Goal of the exercise = In the records that follow, count the lines where the string "JSON" appears, and give the count with nothing added.

Website and app data records =
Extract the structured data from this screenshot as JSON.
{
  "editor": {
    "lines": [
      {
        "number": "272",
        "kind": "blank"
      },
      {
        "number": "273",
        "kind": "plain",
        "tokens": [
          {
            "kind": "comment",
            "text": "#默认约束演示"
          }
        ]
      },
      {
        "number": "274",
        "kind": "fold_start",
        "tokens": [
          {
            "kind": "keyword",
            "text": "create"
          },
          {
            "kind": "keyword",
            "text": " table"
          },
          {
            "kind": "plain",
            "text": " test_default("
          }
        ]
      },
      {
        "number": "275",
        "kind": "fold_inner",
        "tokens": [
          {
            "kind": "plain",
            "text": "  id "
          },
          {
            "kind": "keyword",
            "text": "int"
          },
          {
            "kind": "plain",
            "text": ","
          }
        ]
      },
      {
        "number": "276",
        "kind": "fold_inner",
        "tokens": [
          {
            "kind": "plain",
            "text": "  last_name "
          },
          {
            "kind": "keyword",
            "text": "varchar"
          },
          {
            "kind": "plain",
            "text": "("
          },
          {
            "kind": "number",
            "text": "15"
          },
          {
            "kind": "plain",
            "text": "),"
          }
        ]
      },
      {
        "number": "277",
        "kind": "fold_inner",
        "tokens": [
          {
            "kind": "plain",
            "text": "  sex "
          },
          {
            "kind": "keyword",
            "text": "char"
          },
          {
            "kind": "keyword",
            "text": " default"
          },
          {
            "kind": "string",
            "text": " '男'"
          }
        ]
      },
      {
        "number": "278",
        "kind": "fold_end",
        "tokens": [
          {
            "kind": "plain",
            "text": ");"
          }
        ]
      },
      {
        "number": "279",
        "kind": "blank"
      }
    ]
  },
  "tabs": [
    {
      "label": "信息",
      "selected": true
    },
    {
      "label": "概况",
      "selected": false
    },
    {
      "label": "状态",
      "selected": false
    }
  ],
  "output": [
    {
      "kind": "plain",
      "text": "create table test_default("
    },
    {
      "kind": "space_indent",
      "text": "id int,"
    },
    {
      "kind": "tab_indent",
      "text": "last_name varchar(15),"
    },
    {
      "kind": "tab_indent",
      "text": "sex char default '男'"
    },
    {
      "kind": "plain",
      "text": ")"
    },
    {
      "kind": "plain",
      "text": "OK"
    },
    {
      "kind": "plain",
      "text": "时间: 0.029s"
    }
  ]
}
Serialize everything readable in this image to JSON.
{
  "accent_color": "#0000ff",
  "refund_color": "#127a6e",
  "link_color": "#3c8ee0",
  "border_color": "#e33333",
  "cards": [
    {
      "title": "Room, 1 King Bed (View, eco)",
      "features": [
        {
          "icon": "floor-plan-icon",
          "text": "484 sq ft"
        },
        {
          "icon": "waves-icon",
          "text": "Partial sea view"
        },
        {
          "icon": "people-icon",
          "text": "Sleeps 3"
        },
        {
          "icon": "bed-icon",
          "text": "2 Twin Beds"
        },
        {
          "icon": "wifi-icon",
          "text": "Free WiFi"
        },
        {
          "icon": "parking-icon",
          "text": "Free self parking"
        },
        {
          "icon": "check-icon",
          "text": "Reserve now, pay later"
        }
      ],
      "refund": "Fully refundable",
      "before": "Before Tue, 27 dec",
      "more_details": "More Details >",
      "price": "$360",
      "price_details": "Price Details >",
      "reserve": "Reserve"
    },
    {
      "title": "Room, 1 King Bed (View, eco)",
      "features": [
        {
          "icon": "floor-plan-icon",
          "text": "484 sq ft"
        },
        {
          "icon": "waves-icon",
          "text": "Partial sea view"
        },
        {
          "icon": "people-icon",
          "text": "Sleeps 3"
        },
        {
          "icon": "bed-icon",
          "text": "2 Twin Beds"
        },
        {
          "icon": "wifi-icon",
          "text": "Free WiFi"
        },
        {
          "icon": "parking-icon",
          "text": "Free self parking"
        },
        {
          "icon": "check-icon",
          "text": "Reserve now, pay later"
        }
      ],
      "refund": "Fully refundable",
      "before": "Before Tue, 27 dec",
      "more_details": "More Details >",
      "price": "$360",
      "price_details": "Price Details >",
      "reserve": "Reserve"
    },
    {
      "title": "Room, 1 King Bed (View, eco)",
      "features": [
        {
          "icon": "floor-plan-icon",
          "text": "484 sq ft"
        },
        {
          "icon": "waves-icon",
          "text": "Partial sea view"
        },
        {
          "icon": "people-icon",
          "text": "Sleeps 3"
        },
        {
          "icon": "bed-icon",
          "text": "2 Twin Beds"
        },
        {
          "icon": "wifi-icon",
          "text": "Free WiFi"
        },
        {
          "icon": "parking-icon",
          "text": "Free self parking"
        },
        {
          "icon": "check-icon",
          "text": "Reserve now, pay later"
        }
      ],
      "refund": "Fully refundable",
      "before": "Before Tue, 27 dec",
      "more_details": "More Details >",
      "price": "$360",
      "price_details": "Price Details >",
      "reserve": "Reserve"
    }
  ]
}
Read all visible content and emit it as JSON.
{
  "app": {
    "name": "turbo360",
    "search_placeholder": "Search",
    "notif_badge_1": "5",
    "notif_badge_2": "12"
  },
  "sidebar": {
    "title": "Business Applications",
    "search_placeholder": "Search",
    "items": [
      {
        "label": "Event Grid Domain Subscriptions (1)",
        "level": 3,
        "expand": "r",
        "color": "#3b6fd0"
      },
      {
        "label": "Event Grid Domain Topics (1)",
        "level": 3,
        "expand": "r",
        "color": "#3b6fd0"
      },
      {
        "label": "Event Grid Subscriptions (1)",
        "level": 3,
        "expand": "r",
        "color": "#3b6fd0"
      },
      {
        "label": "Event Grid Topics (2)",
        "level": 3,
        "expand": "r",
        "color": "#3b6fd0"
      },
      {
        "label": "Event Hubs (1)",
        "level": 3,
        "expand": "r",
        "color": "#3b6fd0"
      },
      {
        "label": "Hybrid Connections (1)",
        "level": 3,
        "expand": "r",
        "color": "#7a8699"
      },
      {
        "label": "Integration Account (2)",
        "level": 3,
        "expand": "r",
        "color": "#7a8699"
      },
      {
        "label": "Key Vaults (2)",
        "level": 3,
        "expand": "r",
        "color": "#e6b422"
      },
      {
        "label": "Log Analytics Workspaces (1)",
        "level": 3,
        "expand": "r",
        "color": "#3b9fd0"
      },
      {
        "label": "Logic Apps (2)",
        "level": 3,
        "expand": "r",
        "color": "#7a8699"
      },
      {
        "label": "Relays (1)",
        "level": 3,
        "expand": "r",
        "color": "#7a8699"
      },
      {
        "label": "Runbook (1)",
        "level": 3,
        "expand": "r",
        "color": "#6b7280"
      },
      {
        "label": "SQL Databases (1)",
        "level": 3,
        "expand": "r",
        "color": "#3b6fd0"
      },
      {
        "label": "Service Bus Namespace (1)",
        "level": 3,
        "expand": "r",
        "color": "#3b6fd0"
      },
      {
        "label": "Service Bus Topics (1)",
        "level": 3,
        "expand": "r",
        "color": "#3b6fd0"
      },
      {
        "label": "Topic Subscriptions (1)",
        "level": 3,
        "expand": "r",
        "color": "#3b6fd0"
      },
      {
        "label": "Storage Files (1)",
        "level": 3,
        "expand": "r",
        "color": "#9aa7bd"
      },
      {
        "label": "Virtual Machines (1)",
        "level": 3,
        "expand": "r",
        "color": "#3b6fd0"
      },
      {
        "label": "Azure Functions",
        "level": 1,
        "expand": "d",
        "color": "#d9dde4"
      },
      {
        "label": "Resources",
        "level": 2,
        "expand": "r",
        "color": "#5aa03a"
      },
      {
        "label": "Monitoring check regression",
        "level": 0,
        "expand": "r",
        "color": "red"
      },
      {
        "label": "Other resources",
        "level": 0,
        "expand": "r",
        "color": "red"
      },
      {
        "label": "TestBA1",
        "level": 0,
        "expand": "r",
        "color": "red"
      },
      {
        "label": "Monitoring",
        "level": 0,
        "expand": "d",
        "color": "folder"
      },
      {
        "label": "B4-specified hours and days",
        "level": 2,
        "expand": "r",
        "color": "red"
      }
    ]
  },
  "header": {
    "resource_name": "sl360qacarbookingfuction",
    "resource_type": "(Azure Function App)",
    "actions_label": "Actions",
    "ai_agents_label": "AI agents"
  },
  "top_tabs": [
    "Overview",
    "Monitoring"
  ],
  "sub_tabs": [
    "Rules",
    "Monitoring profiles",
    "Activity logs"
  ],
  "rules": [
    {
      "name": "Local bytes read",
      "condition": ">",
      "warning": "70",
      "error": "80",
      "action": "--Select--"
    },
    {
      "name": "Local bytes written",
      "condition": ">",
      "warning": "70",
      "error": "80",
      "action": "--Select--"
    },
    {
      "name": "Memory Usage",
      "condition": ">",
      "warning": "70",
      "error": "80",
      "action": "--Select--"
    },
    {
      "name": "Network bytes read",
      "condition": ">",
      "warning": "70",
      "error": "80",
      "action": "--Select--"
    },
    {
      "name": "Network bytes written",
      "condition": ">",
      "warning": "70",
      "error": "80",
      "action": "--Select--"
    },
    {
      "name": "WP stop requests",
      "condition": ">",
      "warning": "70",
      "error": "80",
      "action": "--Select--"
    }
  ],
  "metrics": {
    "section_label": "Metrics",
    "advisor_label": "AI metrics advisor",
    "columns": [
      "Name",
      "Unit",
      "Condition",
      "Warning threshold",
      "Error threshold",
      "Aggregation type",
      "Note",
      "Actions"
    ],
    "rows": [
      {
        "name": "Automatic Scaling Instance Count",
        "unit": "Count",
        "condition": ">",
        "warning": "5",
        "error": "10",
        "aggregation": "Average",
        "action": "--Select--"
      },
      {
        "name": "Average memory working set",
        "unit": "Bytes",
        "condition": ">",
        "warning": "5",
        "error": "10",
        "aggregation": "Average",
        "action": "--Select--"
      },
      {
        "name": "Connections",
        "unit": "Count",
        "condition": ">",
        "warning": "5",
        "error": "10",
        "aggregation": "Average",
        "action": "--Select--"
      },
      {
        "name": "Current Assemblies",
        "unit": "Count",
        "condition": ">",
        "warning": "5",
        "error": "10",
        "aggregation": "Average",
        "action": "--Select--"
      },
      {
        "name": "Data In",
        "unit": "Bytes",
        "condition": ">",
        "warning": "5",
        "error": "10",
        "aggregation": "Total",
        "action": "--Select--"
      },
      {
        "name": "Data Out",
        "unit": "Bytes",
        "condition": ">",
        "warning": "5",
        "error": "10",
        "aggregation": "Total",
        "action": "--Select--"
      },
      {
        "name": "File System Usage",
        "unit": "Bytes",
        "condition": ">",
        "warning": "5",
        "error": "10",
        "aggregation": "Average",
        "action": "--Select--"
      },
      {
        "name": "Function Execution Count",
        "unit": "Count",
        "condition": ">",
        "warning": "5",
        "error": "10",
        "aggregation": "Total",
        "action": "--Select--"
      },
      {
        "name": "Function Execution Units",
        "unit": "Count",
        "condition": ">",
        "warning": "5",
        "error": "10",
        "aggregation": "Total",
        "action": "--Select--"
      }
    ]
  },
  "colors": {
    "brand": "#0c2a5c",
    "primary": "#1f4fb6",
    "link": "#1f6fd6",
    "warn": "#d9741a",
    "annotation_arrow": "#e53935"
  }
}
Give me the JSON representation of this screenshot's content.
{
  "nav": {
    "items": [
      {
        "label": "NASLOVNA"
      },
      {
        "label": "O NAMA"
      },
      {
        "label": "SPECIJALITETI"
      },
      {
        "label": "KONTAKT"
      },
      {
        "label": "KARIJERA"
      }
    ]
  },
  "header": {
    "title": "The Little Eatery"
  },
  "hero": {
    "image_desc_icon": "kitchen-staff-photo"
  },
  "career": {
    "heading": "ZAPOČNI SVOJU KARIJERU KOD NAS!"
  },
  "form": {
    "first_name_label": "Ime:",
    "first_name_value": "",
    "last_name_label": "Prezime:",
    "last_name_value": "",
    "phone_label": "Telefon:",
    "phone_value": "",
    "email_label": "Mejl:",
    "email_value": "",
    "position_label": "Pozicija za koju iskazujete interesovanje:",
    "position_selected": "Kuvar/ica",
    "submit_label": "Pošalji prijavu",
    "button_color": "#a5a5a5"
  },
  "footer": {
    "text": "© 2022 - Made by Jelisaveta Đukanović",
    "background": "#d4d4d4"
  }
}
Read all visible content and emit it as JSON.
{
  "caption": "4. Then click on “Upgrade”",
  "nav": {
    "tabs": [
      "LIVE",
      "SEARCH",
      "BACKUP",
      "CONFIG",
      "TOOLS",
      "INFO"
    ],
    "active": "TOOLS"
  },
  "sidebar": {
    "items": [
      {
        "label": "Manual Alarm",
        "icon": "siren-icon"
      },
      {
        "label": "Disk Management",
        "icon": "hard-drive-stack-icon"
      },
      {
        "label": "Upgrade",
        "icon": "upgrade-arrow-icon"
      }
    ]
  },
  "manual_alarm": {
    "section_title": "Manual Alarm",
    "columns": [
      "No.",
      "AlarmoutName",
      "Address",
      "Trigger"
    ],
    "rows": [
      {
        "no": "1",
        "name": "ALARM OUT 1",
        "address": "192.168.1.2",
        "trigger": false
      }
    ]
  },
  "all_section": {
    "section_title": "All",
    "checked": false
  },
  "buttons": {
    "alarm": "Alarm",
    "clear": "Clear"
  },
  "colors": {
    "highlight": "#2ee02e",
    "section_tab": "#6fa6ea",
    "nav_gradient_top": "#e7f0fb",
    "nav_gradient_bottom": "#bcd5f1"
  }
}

Answer below = 5